Whereas if you were to add a conservatory to your house, you may have to interact with lots of tradesmen (or you outsource to a contractor), you have to worry about changing furniture setting in your house and may have to change nature of the games in your kid's birthday party. Thats a tactical solution and can hardly be agile. You may iterate over the development of this solution, by first building the conservatory then adding the furniture and relocating existing furniture. You also have to think about new games to include in birthday party, which take advantage of the conservatory and furniture settings. Here actual building of conservatory is like building software and other things you do is part of solution development and deployment. Both these need to follow same life cycle methods otherwise you'll have problems. And agile method for both SDLC and SolDev wont work because you would not have bandwidth to support sofwtare development (i.e. building conservatory) as well as solution development (i.e. doing other stuff such as buying new furniture, relocating old one ). And just SDLC can't be agile because rest of the solution will not be ready anyway.

Same goes about building a new house altogether. Thats a strategic solution. and you would still want an iteartive solution. Build the basic structure of the house. Add all utilities, then interiors and finally finishing. Constantly giving feedback and checking for yourself how the house is getting built.

You were to do it in waterfall model. You would call in a contractor tell him what you want and hope he does it before your required date. Well, if it is something as standardised as house building and contactor is reliable you may consider this option.


So its quite clear that different life cycle methods are suitable for different kinds of SolDev and SDLC. They have their strenghts, but need to be deployed in right kind of scenario. An enterprise architect needs to define the decision framework for making this choice, within an enterprise.

4 comments:

Anonymous said...

I bet you that you will build your house in an agile way, in that your architect will discuss the plans with you, will build model houses (or show computer models look-alike, walkthrough-view prototypes) to ensure that he's got planned what you want.

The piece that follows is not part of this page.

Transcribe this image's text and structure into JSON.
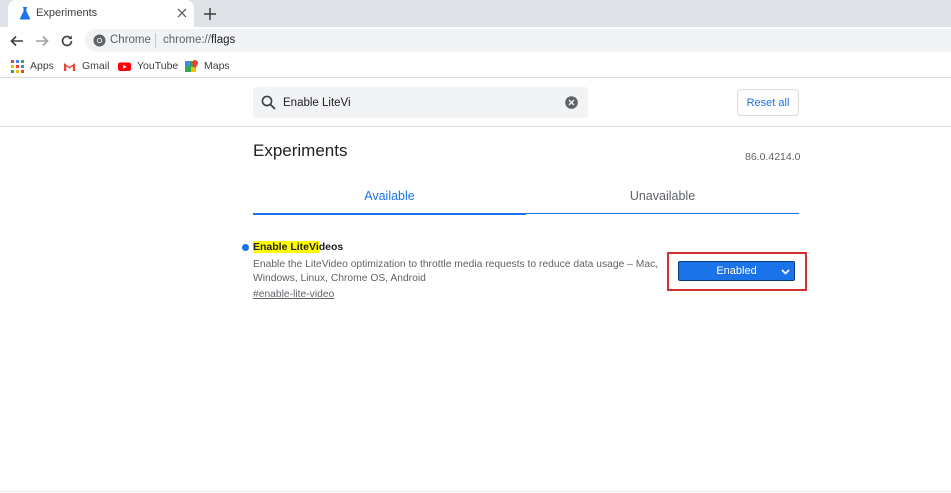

That's not waterfall, that's prototyping, or spiral at least. Then, once you sign off plans, you will not tell your architect to go away and call you once the house is ready to move in. Rather, you will go and visit the building site every so often to check that what is being built is what you want. You will tell your architect immediately to fix this and that, that you changed your mind about that and this. That's akin to a continious build/test cycle, and really is not a waterfall approach at all. In fact, you are even likely to choose parts of your interior design (kitchen, window borders etc.), kitchen equipment, toilet furniture etc. while the house is being built. The two only instances where waterfall works is a) when you buy a pre-made, standardized condo, b) for the production cylce of any standardized product such as cars, watches, aircraft engines - oh no, wait, even there they build/test continously. Agile rules the world. It's so much easier to drive with your eyes open.

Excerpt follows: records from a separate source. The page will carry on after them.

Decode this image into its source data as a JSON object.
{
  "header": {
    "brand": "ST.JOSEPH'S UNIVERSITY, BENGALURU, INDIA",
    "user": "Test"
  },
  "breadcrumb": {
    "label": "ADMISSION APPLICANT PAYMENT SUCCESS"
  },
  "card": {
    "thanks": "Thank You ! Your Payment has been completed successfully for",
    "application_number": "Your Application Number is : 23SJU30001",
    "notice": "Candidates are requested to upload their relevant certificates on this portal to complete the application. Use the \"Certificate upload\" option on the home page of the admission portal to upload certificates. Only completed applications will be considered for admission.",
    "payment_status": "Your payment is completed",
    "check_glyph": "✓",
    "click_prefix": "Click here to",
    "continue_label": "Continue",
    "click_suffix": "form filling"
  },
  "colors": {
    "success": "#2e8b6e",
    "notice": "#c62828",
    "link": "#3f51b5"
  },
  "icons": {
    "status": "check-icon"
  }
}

Vilas said...

You reinforce my point. Only difference between your position and mine is that I contend agile is an aggressive version of iterative development and may not suit all types of developments. I guess this is qiestion of definition rather than true difference of opinions.

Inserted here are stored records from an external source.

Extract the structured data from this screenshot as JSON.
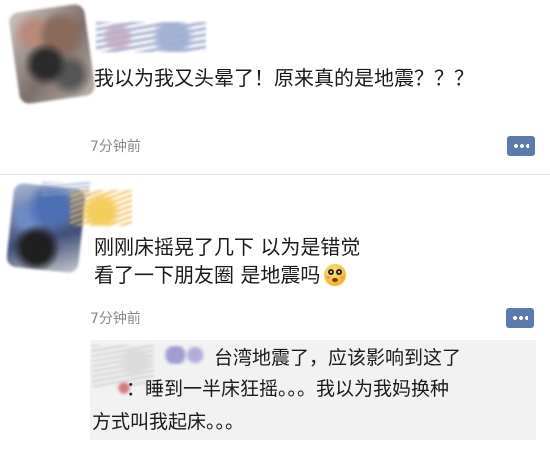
{
  "comments": [
    {
      "text": "我以为我又头晕了！原来真的是地震？？？",
      "time": "7分钟前"
    },
    {
      "line1": "刚刚床摇晃了几下 以为是错觉",
      "line2": "看了一下朋友圈 是地震吗",
      "time": "7分钟前",
      "reply": {
        "line1": "台湾地震了，应该影响到这了",
        "line2": "：睡到一半床狂摇。。。我以为我妈换种",
        "line3": "方式叫我起床。。。"
      }
    }
  ],
  "icons": {
    "comment_button": "comment-bubble-icon",
    "emoji": "flushed-face-icon"
  },
  "colors": {
    "accent": "#5b7ab0",
    "timestamp": "#8a8a8a",
    "reply_background": "#f2f2f2"
  }
}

Jon said...

You are so right my friend. I see it as Spiral but Agile is basically the same just with different names.
Jonzo

Jon said...

You are correct-
Agile only equates the spiral method to new terms.

Hmmm. You ever have a tiger team? A Focus team?
Agile is only another method that is a hybrid.
For me I always go with Spiral.